Today’s forecast for Hobart is 36 degrees, no rain and high winds.
This morning, I walked around my house and packed up what I suppose must be my most treasured possessions.
I grabbed my passports and insurance documents. Also, family relics – costume jewellery my grandmother gave me when I was little; my mother’s recipe book, filled with New Idea clippings and borrowed recipes for fruitcakes and playdough; some carved figurines of the alien-looking “navigators”, founders of Pohnpei; a ammonite fossil, chipped out of a Hull quarry by an ex-boyfriend; and the gigantic Webster’s New International Dictionary, which I wrapped in a bedspread haggled in Damascus. I loaded all of these things, and a few other talismans, into a large woven basket, said goodbye to my cat, my rooster, my chickens, and schlepped the lot to my office in town, via the bus.
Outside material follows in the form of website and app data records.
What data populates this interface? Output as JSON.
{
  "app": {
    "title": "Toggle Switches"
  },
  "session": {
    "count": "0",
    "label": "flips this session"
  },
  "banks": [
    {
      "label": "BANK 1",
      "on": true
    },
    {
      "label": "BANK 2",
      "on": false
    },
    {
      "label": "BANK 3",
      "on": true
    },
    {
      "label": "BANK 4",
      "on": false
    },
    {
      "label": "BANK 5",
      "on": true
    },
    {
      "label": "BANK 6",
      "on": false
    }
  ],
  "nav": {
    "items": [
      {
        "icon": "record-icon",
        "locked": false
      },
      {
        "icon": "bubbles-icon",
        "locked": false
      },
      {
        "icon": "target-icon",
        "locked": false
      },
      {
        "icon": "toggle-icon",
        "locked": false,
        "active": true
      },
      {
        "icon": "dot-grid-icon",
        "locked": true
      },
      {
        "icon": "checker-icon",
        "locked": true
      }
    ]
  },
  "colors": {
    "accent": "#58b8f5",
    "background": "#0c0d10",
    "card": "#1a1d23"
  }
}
Professor David Bowman, from our own University of Tasmania, likens living in Hobart to living “on the side of a volcano” (check out his opinion pieces on “The Conversation”). The landscape is incredibly dry, and the area I live in, in the foothills of Mount Wellington, was the site of devastating fires in 1967. That year, all but a handful of houses in my street were lost.
We recently door-knocked our nearest neighbours, as part of a community bushfire safety initiative, taking down details of the number of household inhabitants, human or otherwise, their contact details, and whether people might need assistance in evacuating their homes in the event of a nearby fire.
Two of the older ladies had been there during the last fires, and had watched neighbouring houses explode in flames. One the older women urged us to tell everyone we spoke to to get out early, not to wait. At the time, their house was newly built, and their block completely cleared. Even the brick houses burnt as she and a crowd of neighbours huddled together inside, while others tried to save nearby homes.
Leaving this morning, I wondered – how long will it be until this happens again? The fuel loads are huge, and the weather, increasingly wild.